── Given data

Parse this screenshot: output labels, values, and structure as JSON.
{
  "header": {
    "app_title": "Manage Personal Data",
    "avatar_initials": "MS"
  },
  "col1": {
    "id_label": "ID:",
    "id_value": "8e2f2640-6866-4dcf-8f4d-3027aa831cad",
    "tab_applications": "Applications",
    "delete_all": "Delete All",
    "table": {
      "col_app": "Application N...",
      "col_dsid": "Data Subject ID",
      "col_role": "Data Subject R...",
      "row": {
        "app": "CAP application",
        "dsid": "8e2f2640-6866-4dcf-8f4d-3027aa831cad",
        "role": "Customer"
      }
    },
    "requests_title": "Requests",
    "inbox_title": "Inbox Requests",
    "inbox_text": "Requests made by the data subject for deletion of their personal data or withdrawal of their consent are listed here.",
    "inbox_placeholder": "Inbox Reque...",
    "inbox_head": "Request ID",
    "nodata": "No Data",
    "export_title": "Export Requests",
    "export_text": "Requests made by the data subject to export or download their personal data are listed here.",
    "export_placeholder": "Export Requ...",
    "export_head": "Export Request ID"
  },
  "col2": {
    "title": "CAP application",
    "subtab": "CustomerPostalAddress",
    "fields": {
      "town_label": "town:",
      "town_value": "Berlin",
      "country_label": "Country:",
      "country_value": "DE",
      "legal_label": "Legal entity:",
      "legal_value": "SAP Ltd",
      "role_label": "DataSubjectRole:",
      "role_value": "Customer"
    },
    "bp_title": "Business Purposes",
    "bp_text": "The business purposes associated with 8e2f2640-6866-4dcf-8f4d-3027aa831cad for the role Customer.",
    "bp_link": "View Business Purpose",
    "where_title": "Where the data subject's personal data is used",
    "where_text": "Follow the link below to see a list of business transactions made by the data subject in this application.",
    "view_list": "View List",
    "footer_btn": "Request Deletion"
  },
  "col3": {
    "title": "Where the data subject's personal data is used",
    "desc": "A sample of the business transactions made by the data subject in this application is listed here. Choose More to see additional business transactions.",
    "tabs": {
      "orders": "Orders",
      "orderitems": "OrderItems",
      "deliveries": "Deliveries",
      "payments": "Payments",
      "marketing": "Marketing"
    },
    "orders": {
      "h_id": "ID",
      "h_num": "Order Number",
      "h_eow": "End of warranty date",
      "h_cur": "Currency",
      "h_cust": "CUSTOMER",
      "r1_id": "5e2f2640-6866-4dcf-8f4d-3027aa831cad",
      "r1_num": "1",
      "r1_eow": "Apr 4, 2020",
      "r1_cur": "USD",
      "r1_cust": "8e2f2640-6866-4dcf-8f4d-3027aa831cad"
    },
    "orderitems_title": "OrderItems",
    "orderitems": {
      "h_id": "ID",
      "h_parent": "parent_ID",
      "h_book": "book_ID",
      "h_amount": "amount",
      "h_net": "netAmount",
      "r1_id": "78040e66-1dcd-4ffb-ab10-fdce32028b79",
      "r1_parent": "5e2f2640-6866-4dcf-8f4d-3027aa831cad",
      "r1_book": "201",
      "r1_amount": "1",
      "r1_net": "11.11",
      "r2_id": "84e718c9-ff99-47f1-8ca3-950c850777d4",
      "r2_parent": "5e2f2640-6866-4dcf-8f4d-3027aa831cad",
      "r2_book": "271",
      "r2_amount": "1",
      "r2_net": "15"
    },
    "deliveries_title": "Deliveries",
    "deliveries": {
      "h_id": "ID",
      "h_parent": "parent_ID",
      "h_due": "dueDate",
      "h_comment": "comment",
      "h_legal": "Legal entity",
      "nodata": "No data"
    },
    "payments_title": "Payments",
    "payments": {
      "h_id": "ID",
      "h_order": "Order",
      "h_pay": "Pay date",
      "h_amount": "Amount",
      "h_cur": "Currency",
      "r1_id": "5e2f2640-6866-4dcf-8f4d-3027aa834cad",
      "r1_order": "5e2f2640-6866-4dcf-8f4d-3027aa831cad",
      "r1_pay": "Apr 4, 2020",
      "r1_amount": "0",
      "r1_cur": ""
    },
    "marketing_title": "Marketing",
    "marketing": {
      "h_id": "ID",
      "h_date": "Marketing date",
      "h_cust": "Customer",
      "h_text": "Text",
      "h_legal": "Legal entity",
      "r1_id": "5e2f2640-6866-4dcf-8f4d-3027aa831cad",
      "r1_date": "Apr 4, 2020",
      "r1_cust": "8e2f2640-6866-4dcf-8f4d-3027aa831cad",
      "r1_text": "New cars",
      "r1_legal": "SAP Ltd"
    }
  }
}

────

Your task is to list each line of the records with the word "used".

■ Task response
    "where_title": "Where the data subject's personal data is used",
    "title": "Where the data subject's personal data is used",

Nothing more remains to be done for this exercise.